(Dataset rows describing interfaces)
++++++++++

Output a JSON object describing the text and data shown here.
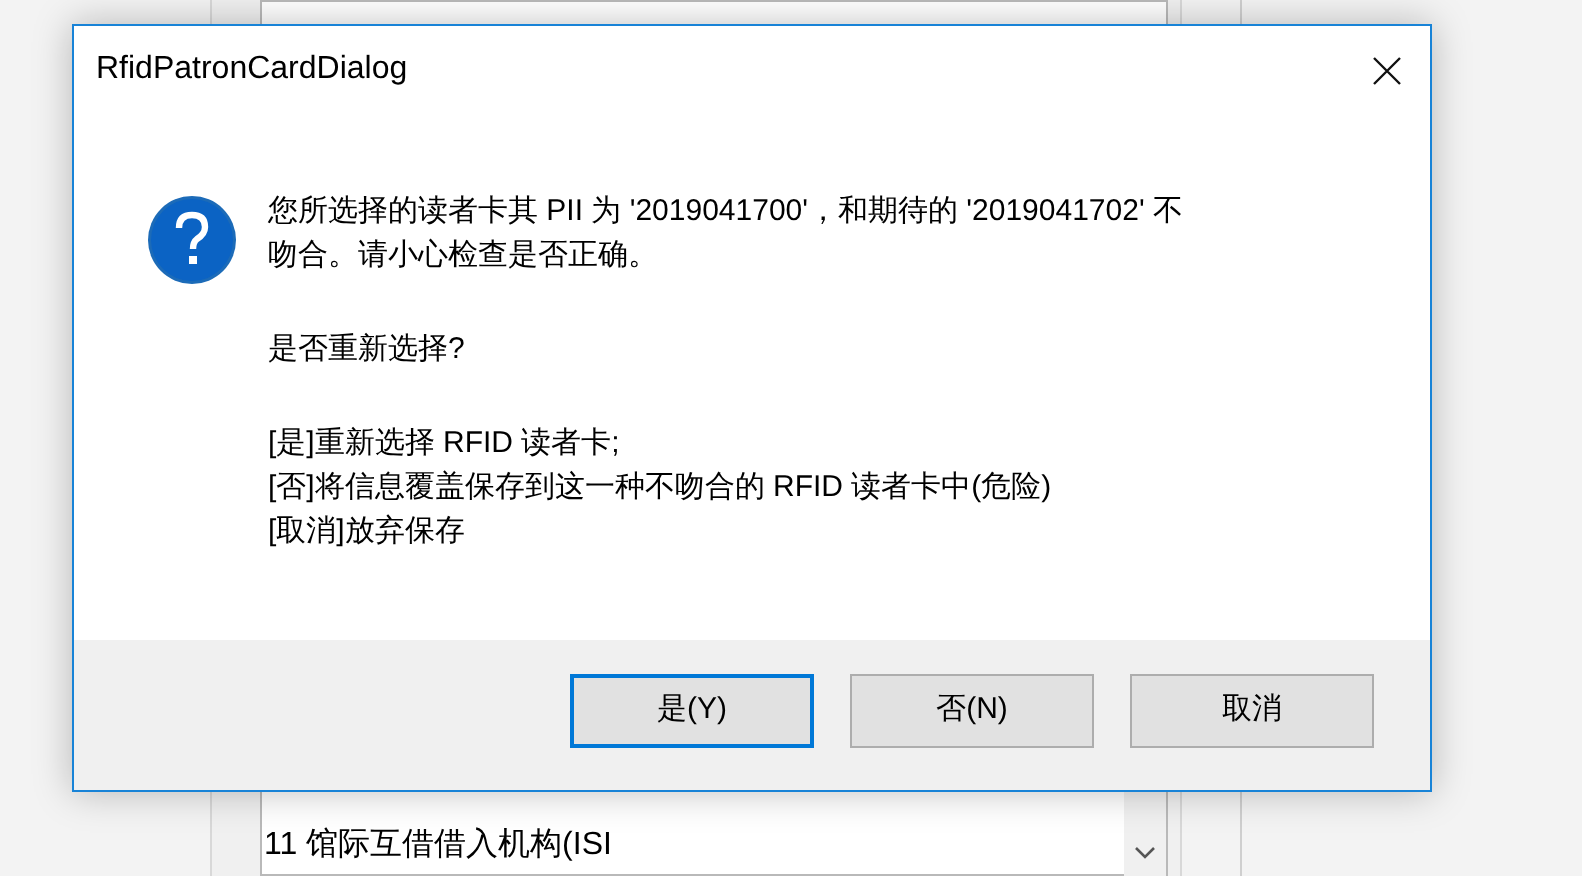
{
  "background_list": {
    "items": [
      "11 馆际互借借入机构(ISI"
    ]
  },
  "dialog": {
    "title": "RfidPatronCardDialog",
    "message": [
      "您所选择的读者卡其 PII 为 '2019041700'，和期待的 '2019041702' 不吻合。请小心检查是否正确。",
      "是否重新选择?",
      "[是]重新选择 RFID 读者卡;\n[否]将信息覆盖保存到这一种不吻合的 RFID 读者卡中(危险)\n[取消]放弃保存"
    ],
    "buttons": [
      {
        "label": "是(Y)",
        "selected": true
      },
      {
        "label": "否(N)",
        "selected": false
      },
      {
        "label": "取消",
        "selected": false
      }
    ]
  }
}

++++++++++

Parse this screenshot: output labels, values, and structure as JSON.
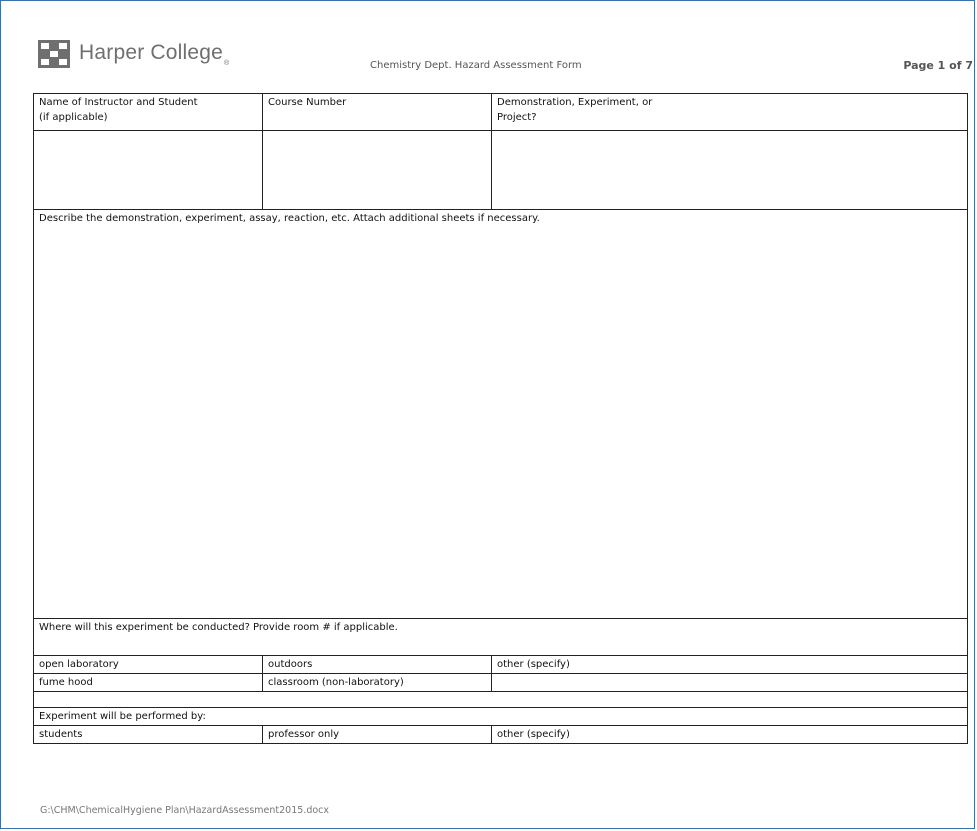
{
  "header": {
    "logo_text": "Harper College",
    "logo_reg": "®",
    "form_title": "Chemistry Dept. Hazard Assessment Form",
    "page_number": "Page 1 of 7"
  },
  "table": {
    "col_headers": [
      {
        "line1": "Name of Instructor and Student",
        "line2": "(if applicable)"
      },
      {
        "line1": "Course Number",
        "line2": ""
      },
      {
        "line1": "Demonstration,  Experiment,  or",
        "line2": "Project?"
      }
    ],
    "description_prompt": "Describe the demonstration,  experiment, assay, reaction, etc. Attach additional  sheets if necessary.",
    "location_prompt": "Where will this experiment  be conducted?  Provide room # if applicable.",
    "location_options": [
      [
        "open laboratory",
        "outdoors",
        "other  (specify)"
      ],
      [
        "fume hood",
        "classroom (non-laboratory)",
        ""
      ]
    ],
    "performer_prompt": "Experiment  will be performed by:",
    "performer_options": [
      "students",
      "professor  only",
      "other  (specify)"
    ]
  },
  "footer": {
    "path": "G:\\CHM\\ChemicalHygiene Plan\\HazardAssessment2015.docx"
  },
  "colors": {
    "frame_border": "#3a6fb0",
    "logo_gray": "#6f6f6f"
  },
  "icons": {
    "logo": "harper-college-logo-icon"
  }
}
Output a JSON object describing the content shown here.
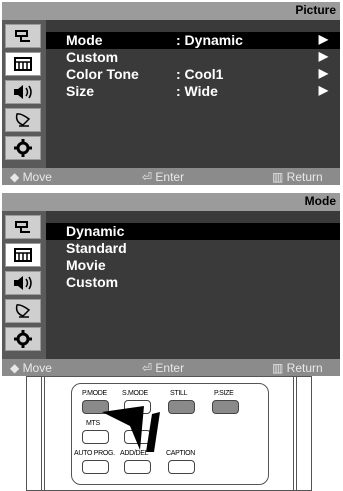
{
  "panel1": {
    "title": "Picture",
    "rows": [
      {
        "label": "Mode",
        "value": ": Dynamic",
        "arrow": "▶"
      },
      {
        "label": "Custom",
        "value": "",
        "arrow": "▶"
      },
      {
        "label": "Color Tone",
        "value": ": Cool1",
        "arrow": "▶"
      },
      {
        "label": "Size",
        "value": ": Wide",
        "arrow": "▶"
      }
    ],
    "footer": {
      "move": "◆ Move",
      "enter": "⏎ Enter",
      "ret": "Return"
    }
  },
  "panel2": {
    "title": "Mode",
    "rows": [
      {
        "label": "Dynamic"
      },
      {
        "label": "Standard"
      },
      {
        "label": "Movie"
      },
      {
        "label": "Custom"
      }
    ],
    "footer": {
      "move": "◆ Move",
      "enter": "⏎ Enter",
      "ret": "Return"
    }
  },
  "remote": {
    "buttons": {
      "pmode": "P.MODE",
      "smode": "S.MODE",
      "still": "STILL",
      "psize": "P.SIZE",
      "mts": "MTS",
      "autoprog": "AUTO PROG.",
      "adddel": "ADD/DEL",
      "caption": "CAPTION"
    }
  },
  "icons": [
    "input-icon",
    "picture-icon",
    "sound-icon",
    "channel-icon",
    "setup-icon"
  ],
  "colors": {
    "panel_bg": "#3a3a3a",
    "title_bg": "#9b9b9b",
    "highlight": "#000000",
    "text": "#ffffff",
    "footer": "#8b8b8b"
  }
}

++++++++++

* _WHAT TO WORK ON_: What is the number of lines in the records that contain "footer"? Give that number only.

* _RESULT OF THIS TASK_: 4